> [Activity] Below are records; how many of their lines contain "increase"? Reply with the number and no other words.

»»

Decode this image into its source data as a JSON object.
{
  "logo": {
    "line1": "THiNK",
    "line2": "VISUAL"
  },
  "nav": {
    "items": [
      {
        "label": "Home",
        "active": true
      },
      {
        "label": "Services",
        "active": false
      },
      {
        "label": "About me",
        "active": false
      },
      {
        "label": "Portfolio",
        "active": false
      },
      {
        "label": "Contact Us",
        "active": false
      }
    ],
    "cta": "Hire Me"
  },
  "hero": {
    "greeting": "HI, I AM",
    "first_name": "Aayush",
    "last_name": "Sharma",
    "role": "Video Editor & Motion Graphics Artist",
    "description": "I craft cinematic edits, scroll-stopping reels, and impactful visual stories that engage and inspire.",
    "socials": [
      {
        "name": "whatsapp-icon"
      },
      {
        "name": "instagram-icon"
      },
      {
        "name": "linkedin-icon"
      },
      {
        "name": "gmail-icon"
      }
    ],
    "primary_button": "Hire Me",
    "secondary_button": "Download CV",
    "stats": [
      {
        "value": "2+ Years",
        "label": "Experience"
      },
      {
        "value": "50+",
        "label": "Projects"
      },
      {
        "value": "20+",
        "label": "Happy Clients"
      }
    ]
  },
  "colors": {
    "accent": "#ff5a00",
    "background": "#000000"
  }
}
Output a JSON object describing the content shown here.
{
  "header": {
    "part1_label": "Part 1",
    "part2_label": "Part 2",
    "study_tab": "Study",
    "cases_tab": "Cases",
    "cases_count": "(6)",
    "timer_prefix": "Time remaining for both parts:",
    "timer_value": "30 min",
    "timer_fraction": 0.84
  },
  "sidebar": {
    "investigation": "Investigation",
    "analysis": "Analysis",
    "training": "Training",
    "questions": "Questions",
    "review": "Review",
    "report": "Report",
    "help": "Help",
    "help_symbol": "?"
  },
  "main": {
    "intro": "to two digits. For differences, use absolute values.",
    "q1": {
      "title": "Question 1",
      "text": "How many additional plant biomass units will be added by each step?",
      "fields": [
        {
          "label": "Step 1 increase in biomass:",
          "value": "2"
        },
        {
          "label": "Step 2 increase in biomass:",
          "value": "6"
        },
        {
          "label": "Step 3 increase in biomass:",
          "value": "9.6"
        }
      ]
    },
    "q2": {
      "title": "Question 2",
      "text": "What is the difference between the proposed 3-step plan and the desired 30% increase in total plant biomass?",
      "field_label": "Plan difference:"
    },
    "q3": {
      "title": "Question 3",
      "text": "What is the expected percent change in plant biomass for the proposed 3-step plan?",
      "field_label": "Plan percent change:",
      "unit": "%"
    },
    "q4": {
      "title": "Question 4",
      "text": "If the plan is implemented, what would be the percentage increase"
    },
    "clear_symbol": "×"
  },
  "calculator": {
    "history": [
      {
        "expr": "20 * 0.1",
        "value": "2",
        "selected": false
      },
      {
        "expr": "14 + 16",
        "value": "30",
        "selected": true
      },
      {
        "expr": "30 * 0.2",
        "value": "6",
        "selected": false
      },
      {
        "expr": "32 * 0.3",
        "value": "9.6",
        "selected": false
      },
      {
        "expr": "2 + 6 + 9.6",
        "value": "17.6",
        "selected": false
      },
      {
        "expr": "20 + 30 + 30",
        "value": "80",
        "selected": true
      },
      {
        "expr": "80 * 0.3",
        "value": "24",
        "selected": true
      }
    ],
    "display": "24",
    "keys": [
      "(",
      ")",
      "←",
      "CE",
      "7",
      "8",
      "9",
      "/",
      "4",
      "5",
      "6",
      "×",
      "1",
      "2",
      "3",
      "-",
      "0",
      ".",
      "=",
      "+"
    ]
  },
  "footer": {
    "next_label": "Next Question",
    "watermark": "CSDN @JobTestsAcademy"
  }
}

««

> [Task result] 5